Soils on Pedler’s vineyards vary widely, ranging from very deep sand on a hill to classic gray cracking clay and loam over limestone clay.


d’Arenberg employs both hand and machine pruning in the vineyard to control vigor and crop levels. Pruning is carried out in the winter months, and involves cutting off the dominant shoots from the vine. Summer trimming helps keep the grapes exposed to the light to increase grape quality.

d’Arenberg employs a minimal spray program to protect against major crop losses, and the vineyards are constantly monitored for pests and disease.

Legume cover crops are planted in the vineyards annually, generally in alternate rows, as well as clover and grasses, which are planted in some blocks and mown periodically. These processes usually begin with the opening rains in April or May.

The purposes of these various processes are threefold:

  • to add nitrogen to the soil and also to serve as a natural and organic way to help prevent the growth of any weeds
  • cover crops also act as a natural mulch, which helps to add organic material to the soil, promoting worm and microbe activity and in the summer helping moisture retention
  • gypsum and fowl manure is applied every third year to the majority of the vineyard, though by regular standards, very little fertilizer is applied at all. All of d’Arenberg vines are planted on their own rootstock.

an old vineyard vine

Organic and Biodynamic Certification

All d’Arenberg estate and leased vineyards are NASAA Certified for organic and biodynamic processes. This natural and environmentally friendly philosophy encourages strong root systems that penetrate the soil, resulting in lively tannin structures, soil characters and fine minerality. These practices also ensure that yields are kept low with concentrated flavors and excellent natural acidity.


Vintage at d’Arenberg usually begins in late February or early March and ends very late in April/early May, with botrytis- affected fruit for the renowned Noble Riesling coming in during June.

A combination of hand and mechanical harvesting is utilized.

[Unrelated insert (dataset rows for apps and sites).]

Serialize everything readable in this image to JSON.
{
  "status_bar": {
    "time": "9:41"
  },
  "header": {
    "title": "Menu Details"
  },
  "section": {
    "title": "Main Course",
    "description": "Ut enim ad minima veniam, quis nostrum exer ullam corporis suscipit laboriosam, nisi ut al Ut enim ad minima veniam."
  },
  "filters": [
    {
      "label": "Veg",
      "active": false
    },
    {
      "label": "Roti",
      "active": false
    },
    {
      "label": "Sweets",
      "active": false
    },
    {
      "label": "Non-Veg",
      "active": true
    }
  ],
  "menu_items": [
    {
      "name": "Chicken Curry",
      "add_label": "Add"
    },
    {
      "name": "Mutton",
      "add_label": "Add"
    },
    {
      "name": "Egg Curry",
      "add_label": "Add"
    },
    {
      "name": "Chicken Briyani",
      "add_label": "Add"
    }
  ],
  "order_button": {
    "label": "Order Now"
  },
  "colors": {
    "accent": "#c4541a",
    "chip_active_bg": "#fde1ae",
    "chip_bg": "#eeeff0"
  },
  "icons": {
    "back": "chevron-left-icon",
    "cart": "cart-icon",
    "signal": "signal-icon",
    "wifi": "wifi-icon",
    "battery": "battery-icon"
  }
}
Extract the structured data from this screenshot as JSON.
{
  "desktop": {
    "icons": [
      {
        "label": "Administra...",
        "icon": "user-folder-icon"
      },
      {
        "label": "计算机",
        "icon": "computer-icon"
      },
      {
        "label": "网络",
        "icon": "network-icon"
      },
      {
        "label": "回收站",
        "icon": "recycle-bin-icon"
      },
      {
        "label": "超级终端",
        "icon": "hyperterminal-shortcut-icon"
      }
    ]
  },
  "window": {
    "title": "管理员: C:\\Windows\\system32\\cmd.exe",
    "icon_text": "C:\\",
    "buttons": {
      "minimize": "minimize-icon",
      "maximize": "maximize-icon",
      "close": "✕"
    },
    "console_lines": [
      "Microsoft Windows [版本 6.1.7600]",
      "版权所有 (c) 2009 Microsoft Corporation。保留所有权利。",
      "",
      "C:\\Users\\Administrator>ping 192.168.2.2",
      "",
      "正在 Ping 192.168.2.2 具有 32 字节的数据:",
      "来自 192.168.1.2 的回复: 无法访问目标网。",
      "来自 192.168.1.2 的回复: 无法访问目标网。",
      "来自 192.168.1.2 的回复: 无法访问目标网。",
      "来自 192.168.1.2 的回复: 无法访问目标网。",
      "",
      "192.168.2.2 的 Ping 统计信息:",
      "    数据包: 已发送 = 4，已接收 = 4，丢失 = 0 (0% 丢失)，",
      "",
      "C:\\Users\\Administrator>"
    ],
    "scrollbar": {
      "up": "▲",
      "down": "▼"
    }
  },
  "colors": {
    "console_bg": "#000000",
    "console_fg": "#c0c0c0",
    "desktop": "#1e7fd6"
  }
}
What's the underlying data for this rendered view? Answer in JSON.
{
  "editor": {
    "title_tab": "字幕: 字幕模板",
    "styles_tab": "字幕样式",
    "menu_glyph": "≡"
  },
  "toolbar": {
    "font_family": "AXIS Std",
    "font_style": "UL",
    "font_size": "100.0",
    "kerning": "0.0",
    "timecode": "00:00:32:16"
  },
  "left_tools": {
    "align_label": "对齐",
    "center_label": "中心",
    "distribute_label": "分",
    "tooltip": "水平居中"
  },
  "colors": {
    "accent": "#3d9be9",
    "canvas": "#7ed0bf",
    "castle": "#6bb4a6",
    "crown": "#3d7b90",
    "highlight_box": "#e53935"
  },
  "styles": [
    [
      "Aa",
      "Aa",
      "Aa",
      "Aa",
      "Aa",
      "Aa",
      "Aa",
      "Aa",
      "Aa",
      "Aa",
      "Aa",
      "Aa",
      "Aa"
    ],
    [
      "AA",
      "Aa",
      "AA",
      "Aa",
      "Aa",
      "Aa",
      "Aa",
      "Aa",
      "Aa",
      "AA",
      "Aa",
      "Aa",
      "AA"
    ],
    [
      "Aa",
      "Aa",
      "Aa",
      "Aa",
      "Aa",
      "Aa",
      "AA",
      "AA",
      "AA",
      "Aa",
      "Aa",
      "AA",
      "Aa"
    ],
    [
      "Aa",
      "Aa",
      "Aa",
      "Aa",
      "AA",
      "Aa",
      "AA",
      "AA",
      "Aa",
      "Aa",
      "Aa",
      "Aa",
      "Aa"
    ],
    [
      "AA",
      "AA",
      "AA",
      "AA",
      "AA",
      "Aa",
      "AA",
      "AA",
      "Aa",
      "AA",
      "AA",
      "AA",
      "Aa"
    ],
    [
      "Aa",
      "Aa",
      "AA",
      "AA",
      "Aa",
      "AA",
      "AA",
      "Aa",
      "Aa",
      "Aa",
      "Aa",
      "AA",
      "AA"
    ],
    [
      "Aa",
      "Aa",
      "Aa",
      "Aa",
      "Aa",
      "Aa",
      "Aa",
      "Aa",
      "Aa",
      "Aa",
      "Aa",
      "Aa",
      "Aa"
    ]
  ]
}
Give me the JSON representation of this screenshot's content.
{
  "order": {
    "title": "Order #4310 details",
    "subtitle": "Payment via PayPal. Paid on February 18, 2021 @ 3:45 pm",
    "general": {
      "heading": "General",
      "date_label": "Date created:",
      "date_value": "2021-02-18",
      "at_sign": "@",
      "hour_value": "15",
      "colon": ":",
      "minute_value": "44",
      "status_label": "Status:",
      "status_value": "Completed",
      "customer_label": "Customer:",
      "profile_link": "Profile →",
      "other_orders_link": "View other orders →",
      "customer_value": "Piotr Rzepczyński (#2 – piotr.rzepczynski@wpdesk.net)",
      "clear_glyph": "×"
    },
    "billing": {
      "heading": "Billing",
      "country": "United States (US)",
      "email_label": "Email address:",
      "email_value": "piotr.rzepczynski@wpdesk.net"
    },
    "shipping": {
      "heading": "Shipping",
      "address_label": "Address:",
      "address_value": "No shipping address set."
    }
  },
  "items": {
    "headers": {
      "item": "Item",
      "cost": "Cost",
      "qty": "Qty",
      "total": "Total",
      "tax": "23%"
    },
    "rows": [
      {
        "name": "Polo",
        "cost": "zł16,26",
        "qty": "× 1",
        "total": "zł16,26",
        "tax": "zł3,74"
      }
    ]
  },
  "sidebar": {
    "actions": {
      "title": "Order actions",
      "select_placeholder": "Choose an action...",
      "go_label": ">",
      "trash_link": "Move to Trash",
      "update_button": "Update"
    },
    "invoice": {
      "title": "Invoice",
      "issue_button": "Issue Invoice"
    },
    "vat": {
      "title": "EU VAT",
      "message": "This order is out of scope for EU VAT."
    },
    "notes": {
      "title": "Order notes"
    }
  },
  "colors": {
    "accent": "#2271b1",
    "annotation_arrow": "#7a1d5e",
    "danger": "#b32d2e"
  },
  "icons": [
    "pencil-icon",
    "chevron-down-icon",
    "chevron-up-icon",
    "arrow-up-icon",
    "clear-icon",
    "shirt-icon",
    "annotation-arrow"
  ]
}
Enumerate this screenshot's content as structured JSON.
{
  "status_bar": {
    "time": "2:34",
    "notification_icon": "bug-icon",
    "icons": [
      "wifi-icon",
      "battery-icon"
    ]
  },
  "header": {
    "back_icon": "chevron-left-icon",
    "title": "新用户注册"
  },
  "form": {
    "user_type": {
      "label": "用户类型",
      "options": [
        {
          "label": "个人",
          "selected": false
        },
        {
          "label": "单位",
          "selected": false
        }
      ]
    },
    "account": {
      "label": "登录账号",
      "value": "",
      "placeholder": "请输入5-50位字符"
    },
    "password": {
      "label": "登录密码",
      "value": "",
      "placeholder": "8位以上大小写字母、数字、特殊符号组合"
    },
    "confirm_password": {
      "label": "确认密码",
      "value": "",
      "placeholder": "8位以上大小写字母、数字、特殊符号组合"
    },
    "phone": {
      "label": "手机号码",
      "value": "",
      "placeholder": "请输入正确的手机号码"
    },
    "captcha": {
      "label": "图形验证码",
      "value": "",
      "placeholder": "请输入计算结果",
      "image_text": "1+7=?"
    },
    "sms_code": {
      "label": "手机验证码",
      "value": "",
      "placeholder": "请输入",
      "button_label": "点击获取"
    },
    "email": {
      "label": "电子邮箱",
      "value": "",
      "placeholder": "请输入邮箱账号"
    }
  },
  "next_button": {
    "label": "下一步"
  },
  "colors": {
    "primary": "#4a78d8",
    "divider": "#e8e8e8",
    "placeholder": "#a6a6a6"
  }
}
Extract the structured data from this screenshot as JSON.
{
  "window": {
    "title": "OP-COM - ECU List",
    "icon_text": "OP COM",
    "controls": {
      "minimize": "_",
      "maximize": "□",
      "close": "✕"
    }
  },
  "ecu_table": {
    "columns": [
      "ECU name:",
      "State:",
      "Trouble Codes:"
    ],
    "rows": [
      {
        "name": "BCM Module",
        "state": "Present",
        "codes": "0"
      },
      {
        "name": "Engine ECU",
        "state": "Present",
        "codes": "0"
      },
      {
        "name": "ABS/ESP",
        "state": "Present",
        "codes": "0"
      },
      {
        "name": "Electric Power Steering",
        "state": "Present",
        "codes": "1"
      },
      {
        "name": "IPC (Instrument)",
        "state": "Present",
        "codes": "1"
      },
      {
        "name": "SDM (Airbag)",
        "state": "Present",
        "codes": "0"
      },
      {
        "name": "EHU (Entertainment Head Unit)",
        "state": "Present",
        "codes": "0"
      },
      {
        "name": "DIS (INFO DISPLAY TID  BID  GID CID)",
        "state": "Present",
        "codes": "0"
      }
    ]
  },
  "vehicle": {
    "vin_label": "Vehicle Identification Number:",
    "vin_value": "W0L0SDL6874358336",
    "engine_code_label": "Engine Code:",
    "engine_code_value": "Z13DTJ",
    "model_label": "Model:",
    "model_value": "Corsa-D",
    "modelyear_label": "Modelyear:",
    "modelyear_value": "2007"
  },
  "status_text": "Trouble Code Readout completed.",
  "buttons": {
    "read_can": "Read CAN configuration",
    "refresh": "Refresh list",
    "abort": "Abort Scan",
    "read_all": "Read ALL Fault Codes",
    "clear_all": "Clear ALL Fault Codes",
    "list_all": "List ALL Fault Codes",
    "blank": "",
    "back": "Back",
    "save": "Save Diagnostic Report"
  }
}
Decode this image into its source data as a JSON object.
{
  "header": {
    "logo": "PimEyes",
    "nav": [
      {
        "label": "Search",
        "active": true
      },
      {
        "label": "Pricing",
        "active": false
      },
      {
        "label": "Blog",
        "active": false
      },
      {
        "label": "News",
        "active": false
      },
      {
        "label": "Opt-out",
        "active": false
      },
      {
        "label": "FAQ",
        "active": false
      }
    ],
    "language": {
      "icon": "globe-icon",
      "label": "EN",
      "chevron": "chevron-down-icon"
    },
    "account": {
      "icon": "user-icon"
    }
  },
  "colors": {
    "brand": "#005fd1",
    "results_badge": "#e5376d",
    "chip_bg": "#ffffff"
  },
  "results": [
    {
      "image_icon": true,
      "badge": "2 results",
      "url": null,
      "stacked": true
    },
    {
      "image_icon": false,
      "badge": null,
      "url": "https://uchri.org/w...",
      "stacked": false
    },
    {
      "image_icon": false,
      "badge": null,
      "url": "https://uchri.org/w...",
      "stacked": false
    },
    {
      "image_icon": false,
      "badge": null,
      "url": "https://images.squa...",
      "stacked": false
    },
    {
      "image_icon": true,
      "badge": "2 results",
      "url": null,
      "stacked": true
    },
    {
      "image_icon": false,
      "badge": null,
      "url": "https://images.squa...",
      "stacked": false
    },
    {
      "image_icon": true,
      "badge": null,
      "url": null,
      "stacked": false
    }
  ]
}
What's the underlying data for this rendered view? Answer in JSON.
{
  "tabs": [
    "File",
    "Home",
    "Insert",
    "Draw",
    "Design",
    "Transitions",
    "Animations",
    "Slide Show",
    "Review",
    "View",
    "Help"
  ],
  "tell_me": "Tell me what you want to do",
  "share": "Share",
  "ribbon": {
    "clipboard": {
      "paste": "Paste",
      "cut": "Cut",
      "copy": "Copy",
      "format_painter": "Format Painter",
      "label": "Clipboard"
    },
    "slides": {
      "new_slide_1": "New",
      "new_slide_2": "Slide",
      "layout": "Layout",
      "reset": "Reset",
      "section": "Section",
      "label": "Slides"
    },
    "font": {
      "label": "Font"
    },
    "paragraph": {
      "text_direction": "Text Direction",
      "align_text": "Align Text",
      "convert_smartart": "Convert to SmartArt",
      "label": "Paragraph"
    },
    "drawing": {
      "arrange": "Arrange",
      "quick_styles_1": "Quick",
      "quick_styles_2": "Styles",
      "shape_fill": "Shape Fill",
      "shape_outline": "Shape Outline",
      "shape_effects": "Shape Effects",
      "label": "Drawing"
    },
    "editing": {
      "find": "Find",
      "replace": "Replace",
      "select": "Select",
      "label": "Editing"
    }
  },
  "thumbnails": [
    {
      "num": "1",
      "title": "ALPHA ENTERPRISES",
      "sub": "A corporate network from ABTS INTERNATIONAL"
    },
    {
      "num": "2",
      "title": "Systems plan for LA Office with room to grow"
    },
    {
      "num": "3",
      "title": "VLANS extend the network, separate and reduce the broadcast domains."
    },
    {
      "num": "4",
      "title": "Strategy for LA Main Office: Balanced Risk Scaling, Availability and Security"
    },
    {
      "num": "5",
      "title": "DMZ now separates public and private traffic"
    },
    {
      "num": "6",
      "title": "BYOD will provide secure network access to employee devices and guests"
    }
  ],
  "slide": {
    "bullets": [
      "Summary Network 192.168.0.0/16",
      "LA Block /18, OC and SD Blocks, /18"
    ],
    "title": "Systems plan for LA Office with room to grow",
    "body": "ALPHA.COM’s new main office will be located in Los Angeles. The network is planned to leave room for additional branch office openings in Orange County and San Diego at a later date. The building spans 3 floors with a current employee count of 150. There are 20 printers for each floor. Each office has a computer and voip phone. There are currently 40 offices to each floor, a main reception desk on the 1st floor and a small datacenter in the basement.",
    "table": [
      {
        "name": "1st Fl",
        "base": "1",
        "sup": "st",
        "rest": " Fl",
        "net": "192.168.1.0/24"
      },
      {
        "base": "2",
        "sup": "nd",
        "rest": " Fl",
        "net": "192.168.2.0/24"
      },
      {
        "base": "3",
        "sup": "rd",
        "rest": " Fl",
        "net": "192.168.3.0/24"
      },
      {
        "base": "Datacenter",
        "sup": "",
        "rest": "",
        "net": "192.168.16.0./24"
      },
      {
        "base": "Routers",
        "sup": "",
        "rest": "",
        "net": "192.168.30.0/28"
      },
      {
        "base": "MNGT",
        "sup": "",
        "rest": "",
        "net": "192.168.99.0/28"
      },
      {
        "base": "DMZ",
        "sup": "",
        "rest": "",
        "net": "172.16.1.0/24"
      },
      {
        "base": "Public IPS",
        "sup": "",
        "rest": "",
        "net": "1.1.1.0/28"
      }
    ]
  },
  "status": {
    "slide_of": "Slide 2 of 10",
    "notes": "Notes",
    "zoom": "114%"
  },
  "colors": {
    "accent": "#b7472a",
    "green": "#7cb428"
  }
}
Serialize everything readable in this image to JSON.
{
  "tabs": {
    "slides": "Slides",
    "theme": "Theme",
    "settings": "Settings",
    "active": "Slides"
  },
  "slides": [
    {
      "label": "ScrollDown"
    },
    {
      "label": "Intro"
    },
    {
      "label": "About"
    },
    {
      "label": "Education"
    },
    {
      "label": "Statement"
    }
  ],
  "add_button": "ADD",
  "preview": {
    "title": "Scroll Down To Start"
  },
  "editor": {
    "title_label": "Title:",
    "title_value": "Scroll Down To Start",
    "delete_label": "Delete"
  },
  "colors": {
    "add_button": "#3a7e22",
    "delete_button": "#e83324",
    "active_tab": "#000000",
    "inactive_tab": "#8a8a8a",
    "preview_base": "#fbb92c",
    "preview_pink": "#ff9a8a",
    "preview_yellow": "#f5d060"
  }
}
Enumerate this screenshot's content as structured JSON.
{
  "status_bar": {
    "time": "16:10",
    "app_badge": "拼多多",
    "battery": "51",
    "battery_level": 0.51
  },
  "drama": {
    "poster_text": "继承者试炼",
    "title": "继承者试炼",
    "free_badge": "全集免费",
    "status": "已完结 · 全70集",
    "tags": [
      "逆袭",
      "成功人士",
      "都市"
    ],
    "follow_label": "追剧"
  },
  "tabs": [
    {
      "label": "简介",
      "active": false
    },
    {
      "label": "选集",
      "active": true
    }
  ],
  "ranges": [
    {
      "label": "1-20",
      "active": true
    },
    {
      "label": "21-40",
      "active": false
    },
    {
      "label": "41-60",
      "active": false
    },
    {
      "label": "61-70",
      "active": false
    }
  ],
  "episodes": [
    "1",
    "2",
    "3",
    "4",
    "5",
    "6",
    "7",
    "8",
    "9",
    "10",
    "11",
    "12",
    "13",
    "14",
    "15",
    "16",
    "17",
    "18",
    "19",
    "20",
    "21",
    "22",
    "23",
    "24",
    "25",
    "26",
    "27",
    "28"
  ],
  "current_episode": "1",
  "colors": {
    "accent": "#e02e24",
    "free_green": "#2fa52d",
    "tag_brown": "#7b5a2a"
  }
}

Mechanical harvesting helps ensure, especially for the white varieties, that the grapes arrive into the cellars cool, so their more delicate flavors are protected and indeed enhanced, while the risk of oxidation is minimized.